▶ Exercise objective:
Repeat each line of the records below exactly.

▶ Records for this task:
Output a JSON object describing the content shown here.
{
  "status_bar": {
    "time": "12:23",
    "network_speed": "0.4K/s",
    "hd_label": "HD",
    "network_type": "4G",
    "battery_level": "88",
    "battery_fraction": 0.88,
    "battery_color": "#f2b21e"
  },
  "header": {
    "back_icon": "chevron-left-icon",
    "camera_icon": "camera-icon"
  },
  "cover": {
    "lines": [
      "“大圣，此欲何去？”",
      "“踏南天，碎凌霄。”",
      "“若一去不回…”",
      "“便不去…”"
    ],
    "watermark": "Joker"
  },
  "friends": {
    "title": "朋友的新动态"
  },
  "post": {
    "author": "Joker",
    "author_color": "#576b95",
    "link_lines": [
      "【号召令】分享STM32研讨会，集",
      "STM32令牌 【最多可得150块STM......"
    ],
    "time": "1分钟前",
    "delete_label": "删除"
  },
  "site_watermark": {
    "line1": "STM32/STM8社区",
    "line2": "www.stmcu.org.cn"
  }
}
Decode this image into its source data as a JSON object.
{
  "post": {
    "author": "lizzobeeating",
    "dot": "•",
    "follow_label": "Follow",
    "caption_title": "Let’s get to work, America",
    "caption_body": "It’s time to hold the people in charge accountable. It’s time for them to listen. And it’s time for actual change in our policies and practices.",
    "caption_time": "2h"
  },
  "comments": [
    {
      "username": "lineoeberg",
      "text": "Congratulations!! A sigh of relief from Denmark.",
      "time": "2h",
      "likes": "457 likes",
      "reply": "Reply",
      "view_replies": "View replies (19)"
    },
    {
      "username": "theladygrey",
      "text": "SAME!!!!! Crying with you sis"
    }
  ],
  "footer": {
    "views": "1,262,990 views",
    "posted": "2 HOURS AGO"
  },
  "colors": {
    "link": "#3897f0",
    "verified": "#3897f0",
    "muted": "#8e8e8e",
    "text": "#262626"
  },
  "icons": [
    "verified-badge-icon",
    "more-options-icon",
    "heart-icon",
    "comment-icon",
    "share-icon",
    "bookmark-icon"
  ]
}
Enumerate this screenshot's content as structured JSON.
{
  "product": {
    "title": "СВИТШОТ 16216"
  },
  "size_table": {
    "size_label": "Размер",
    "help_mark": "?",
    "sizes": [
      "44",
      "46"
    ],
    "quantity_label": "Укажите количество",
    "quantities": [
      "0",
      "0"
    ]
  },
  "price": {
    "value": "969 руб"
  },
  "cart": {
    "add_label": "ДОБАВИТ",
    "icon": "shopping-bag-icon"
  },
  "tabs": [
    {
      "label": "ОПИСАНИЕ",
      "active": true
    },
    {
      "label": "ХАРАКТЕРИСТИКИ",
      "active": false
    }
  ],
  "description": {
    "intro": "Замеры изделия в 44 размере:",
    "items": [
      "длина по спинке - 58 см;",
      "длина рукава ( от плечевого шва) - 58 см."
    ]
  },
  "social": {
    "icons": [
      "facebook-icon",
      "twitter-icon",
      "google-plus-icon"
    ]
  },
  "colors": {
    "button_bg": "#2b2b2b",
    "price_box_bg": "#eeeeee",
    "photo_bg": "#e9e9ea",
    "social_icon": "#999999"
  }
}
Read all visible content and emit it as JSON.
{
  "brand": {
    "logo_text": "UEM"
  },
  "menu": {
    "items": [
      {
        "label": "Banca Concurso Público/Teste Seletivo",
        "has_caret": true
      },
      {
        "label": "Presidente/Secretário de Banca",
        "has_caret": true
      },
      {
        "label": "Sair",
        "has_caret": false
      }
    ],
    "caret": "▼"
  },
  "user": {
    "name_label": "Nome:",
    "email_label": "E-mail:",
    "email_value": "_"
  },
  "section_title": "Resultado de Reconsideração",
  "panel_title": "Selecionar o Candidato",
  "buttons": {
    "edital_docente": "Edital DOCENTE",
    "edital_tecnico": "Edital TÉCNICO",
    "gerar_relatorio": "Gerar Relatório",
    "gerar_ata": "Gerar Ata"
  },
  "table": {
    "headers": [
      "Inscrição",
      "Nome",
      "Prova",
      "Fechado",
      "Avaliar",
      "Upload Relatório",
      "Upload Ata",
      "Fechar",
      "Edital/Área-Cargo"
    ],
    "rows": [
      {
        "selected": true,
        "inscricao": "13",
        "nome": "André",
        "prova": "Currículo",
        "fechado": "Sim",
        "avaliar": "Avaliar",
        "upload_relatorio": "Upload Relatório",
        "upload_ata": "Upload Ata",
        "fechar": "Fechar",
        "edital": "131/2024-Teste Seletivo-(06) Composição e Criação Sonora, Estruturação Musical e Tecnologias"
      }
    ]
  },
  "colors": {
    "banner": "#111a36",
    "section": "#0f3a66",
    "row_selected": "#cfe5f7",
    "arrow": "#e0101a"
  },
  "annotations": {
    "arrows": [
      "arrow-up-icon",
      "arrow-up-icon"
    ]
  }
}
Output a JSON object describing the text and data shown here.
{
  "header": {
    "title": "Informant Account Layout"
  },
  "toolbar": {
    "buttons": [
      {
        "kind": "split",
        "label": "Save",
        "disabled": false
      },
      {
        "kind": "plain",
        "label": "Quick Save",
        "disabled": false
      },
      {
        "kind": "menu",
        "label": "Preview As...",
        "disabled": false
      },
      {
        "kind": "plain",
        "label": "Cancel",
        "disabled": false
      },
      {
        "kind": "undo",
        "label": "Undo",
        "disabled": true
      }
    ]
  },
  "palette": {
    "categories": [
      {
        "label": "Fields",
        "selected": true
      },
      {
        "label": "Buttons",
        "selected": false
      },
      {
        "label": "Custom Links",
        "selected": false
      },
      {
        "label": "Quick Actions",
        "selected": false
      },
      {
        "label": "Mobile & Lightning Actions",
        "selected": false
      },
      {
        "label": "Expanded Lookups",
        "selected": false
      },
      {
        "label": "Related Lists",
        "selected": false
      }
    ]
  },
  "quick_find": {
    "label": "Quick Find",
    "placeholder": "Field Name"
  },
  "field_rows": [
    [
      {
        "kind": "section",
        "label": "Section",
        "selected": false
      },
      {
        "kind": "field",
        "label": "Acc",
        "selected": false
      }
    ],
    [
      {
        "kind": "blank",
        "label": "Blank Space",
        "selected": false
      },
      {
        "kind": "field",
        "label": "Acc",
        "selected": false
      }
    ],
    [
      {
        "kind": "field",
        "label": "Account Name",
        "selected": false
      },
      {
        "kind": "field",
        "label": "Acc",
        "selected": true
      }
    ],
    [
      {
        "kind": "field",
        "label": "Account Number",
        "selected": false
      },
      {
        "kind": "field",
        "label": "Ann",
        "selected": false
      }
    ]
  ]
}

▶ Output:
Output a JSON object describing the content shown here.
{
  "status_bar": {
    "time": "12:23",
    "network_speed": "0.4K/s",
    "hd_label": "HD",
    "network_type": "4G",
    "battery_level": "88",
    "battery_fraction": 0.88,
    "battery_color": "#f2b21e"
  },
  "header": {
    "back_icon": "chevron-left-icon",
    "camera_icon": "camera-icon"
  },
  "cover": {
    "lines": [
      "“大圣，此欲何去？”",
      "“踏南天，碎凌霄。”",
      "“若一去不回…”",
      "“便不去…”"
    ],
    "watermark": "Joker"
  },
  "friends": {
    "title": "朋友的新动态"
  },
  "post": {
    "author": "Joker",
    "author_color": "#576b95",
    "link_lines": [
      "【号召令】分享STM32研讨会，集",
      "STM32令牌 【最多可得150块STM......"
    ],
    "time": "1分钟前",
    "delete_label": "删除"
  },
  "site_watermark": {
    "line1": "STM32/STM8社区",
    "line2": "www.stmcu.org.cn"
  }
}
Decode this image into its source data as a JSON object.
{
  "post": {
    "author": "lizzobeeating",
    "dot": "•",
    "follow_label": "Follow",
    "caption_title": "Let’s get to work, America",
    "caption_body": "It’s time to hold the people in charge accountable. It’s time for them to listen. And it’s time for actual change in our policies and practices.",
    "caption_time": "2h"
  },
  "comments": [
    {
      "username": "lineoeberg",
      "text": "Congratulations!! A sigh of relief from Denmark.",
      "time": "2h",
      "likes": "457 likes",
      "reply": "Reply",
      "view_replies": "View replies (19)"
    },
    {
      "username": "theladygrey",
      "text": "SAME!!!!! Crying with you sis"
    }
  ],
  "footer": {
    "views": "1,262,990 views",
    "posted": "2 HOURS AGO"
  },
  "colors": {
    "link": "#3897f0",
    "verified": "#3897f0",
    "muted": "#8e8e8e",
    "text": "#262626"
  },
  "icons": [
    "verified-badge-icon",
    "more-options-icon",
    "heart-icon",
    "comment-icon",
    "share-icon",
    "bookmark-icon"
  ]
}
Enumerate this screenshot's content as structured JSON.
{
  "product": {
    "title": "СВИТШОТ 16216"
  },
  "size_table": {
    "size_label": "Размер",
    "help_mark": "?",
    "sizes": [
      "44",
      "46"
    ],
    "quantity_label": "Укажите количество",
    "quantities": [
      "0",
      "0"
    ]
  },
  "price": {
    "value": "969 руб"
  },
  "cart": {
    "add_label": "ДОБАВИТ",
    "icon": "shopping-bag-icon"
  },
  "tabs": [
    {
      "label": "ОПИСАНИЕ",
      "active": true
    },
    {
      "label": "ХАРАКТЕРИСТИКИ",
      "active": false
    }
  ],
  "description": {
    "intro": "Замеры изделия в 44 размере:",
    "items": [
      "длина по спинке - 58 см;",
      "длина рукава ( от плечевого шва) - 58 см."
    ]
  },
  "social": {
    "icons": [
      "facebook-icon",
      "twitter-icon",
      "google-plus-icon"
    ]
  },
  "colors": {
    "button_bg": "#2b2b2b",
    "price_box_bg": "#eeeeee",
    "photo_bg": "#e9e9ea",
    "social_icon": "#999999"
  }
}
Read all visible content and emit it as JSON.
{
  "brand": {
    "logo_text": "UEM"
  },
  "menu": {
    "items": [
      {
        "label": "Banca Concurso Público/Teste Seletivo",
        "has_caret": true
      },
      {
        "label": "Presidente/Secretário de Banca",
        "has_caret": true
      },
      {
        "label": "Sair",
        "has_caret": false
      }
    ],
    "caret": "▼"
  },
  "user": {
    "name_label": "Nome:",
    "email_label": "E-mail:",
    "email_value": "_"
  },
  "section_title": "Resultado de Reconsideração",
  "panel_title": "Selecionar o Candidato",
  "buttons": {
    "edital_docente": "Edital DOCENTE",
    "edital_tecnico": "Edital TÉCNICO",
    "gerar_relatorio": "Gerar Relatório",
    "gerar_ata": "Gerar Ata"
  },
  "table": {
    "headers": [
      "Inscrição",
      "Nome",
      "Prova",
      "Fechado",
      "Avaliar",
      "Upload Relatório",
      "Upload Ata",
      "Fechar",
      "Edital/Área-Cargo"
    ],
    "rows": [
      {
        "selected": true,
        "inscricao": "13",
        "nome": "André",
        "prova": "Currículo",
        "fechado": "Sim",
        "avaliar": "Avaliar",
        "upload_relatorio": "Upload Relatório",
        "upload_ata": "Upload Ata",
        "fechar": "Fechar",
        "edital": "131/2024-Teste Seletivo-(06) Composição e Criação Sonora, Estruturação Musical e Tecnologias"
      }
    ]
  },
  "colors": {
    "banner": "#111a36",
    "section": "#0f3a66",
    "row_selected": "#cfe5f7",
    "arrow": "#e0101a"
  },
  "annotations": {
    "arrows": [
      "arrow-up-icon",
      "arrow-up-icon"
    ]
  }
}
Output a JSON object describing the text and data shown here.
{
  "header": {
    "title": "Informant Account Layout"
  },
  "toolbar": {
    "buttons": [
      {
        "kind": "split",
        "label": "Save",
        "disabled": false
      },
      {
        "kind": "plain",
        "label": "Quick Save",
        "disabled": false
      },
      {
        "kind": "menu",
        "label": "Preview As...",
        "disabled": false
      },
      {
        "kind": "plain",
        "label": "Cancel",
        "disabled": false
      },
      {
        "kind": "undo",
        "label": "Undo",
        "disabled": true
      }
    ]
  },
  "palette": {
    "categories": [
      {
        "label": "Fields",
        "selected": true
      },
      {
        "label": "Buttons",
        "selected": false
      },
      {
        "label": "Custom Links",
        "selected": false
      },
      {
        "label": "Quick Actions",
        "selected": false
      },
      {
        "label": "Mobile & Lightning Actions",
        "selected": false
      },
      {
        "label": "Expanded Lookups",
        "selected": false
      },
      {
        "label": "Related Lists",
        "selected": false
      }
    ]
  },
  "quick_find": {
    "label": "Quick Find",
    "placeholder": "Field Name"
  },
  "field_rows": [
    [
      {
        "kind": "section",
        "label": "Section",
        "selected": false
      },
      {
        "kind": "field",
        "label": "Acc",
        "selected": false
      }
    ],
    [
      {
        "kind": "blank",
        "label": "Blank Space",
        "selected": false
      },
      {
        "kind": "field",
        "label": "Acc",
        "selected": false
      }
    ],
    [
      {
        "kind": "field",
        "label": "Account Name",
        "selected": false
      },
      {
        "kind": "field",
        "label": "Acc",
        "selected": true
      }
    ],
    [
      {
        "kind": "field",
        "label": "Account Number",
        "selected": false
      },
      {
        "kind": "field",
        "label": "Ann",
        "selected": false
      }
    ]
  ]
}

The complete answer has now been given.